As part of presentation Sept. 17 on the deployment of two-person bylaw compliance team to the downtown, council was told they picked up enough needles to fill three 19-litre (five-gallon) pails over August.
That drew some strong comments from Coun. Brian Skakun, who questioned whether the clinic can even be considered a needle exchange anymore.
"It's just absolutely appalling and in my opinion, Northern Health has completely failed us," Skakun said.
But Gray said that despite appearances, more than 90 per cent are either recovered from clients on a voluntary basis when they exchange them for fresh ones at clinic at Third and George or discarded in special containers distributed around the city.
"Unfortunately, a small proportion does end up discarded on the street and of course that's where the public concern arises," he said.
Gray acknowledged the number the team found is more than people would like to see but also noted they patrol areas where most of the public tend not to go such as alleyways.
All the needles the team picked up were found on the street and camps in the downtown and none from the sharps containers placed around the area, city spokesperson Mike Kellett confirmed on Tuesday.
Gray dismissed requiring clients to exchange needles on a one-for-one basis as unrealistic because it will force users to share needles and increase the risk of getting infections and spreading viruses like HIV.
Gray also said they don't pose the danger many people think they do. He said he chances of being stuck by a needle are low and the viruses found on one are likely dead by the time it's been found.
"There's actually never been a case of anyone contracting HIV from a discarded needle that's been sitting around, versus a fresh needle that's just been used and has visible blood on it," he said.

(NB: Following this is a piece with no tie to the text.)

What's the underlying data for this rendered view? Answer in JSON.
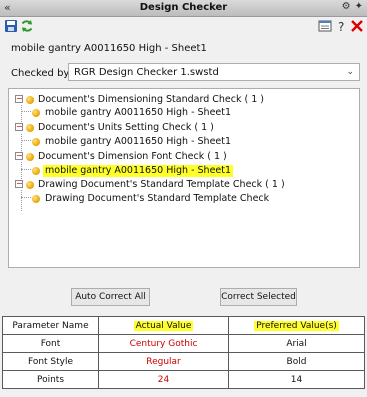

That said, a discarded needle should still be handled with care. Ideally, said Gray, they should be picked up with tongs or gloves and put into a rigid container - a plastic bottle or pop can will do. And he said children should be discouraged from picking up any needle that happens to have been found in a playground or park.